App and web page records
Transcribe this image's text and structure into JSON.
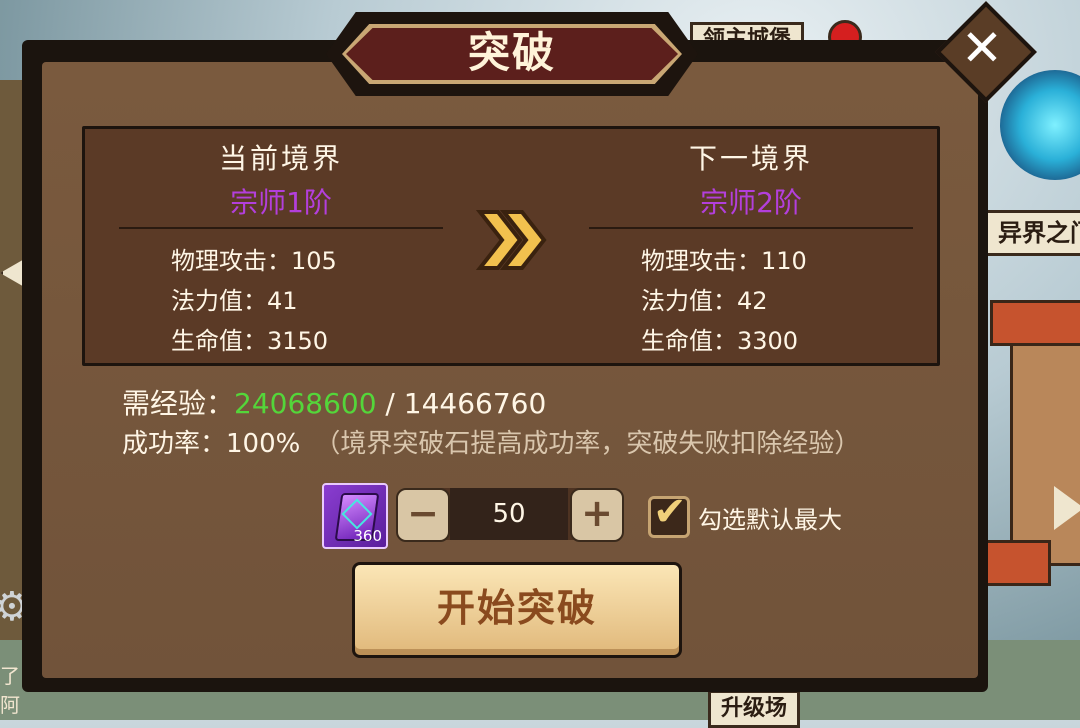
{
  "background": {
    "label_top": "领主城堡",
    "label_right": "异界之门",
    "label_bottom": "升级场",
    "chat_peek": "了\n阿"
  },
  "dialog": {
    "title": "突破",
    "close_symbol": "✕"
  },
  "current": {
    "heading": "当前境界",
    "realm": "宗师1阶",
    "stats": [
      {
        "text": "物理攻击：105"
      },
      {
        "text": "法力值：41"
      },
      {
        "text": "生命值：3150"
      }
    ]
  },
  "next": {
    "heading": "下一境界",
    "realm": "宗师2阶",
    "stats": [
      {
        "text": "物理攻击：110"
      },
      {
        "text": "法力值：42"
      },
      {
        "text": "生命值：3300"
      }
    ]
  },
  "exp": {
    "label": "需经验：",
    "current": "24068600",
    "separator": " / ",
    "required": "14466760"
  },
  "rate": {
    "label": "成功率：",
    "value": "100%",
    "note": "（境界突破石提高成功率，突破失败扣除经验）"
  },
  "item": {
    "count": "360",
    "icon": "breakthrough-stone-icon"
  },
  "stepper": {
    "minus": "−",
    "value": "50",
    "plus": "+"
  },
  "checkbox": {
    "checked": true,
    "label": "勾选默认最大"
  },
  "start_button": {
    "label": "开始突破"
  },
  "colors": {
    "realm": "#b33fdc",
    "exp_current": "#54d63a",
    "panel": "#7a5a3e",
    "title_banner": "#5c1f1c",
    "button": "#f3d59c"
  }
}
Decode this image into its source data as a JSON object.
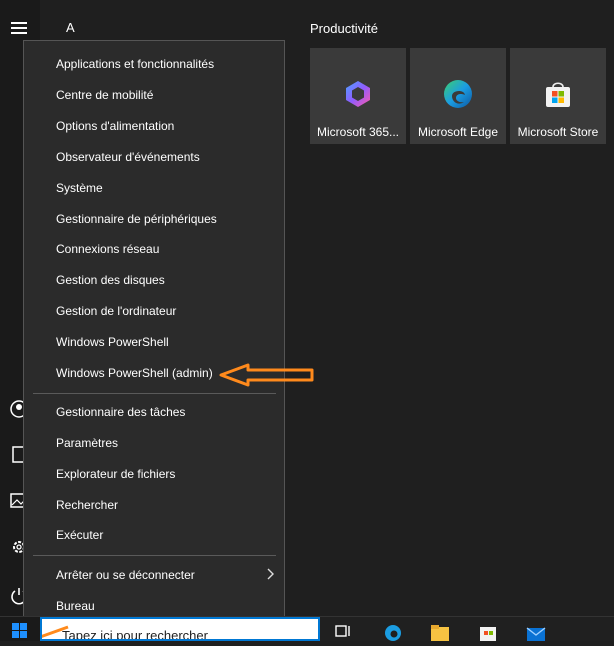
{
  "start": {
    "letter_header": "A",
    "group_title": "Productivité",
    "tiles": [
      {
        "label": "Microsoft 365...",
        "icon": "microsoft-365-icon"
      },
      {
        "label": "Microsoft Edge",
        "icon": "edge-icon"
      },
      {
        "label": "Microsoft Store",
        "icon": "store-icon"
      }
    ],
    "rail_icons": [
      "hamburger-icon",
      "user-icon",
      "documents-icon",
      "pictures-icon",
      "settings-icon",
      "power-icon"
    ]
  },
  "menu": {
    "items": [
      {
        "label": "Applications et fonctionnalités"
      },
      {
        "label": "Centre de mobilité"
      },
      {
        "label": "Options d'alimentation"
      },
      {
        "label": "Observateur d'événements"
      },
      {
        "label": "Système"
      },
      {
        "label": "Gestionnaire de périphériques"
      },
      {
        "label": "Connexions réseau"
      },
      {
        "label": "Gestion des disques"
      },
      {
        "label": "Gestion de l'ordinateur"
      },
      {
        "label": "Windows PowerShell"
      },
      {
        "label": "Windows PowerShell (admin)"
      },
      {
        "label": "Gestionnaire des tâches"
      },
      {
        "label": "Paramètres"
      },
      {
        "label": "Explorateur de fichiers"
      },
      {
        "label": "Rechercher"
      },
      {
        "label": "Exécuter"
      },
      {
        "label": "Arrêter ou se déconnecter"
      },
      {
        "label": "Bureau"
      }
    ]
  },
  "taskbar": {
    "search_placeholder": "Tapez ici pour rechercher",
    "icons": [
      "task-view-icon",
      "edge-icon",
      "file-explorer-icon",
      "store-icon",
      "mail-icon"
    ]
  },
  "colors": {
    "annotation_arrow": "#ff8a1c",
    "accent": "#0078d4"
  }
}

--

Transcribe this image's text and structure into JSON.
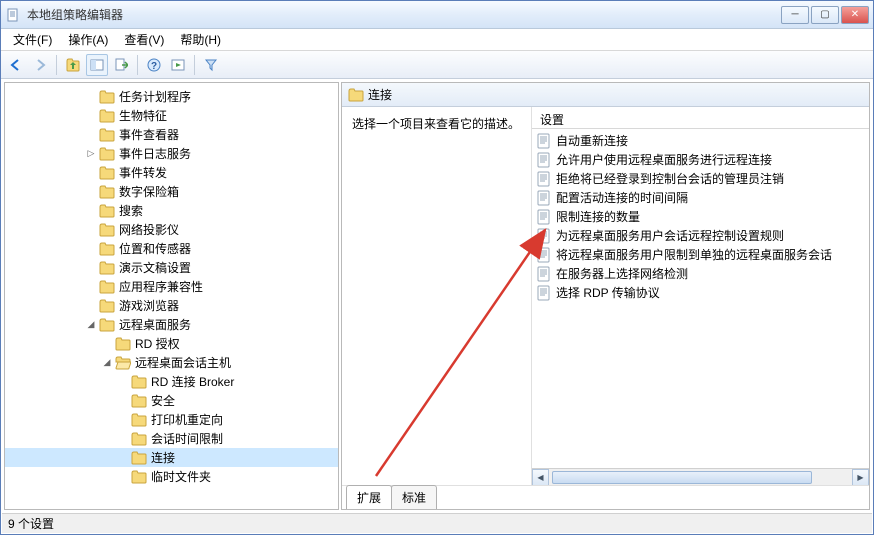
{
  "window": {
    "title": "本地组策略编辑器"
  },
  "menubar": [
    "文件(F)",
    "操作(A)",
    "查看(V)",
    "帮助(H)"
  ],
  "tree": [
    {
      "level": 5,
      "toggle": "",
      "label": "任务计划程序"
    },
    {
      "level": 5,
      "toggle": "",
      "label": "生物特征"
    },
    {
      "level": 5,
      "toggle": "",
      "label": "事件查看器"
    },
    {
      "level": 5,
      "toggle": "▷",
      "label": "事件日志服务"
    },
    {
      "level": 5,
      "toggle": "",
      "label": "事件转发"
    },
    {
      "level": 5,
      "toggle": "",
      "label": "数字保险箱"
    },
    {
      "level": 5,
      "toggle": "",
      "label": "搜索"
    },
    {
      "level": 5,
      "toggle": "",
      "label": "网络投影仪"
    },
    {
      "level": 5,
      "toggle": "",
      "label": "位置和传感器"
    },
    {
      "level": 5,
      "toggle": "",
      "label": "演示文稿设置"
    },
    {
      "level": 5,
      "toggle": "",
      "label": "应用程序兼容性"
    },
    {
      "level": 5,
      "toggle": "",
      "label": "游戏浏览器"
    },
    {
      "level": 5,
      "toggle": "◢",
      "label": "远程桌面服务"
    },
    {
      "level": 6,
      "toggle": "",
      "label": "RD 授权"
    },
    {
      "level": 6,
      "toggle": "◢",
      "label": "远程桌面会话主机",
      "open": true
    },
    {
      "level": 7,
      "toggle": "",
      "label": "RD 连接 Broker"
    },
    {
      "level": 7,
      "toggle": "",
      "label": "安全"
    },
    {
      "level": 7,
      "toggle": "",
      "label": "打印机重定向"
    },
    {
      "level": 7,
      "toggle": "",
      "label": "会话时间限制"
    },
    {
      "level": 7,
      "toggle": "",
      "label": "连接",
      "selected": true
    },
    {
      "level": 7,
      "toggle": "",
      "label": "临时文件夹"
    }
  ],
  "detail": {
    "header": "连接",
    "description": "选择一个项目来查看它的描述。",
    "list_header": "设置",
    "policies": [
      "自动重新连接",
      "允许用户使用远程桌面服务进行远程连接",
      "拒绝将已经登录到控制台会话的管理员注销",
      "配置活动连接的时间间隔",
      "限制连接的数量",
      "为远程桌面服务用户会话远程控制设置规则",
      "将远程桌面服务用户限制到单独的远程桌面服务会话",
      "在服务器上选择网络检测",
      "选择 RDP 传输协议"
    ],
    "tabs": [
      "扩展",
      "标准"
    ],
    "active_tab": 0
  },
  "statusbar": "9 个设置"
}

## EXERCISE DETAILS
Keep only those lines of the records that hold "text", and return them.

## RESPONSE FOR THIS EXERCISE
Transcribe this image's text and structure into JSON.
        "text": "物理攻击：105"
        "text": "法力值：41"
        "text": "生命值：3150"
        "text": "物理攻击：110"
        "text": "法力值：42"
        "text": "生命值：3300"
Transcribe this image's text and structure into JSON.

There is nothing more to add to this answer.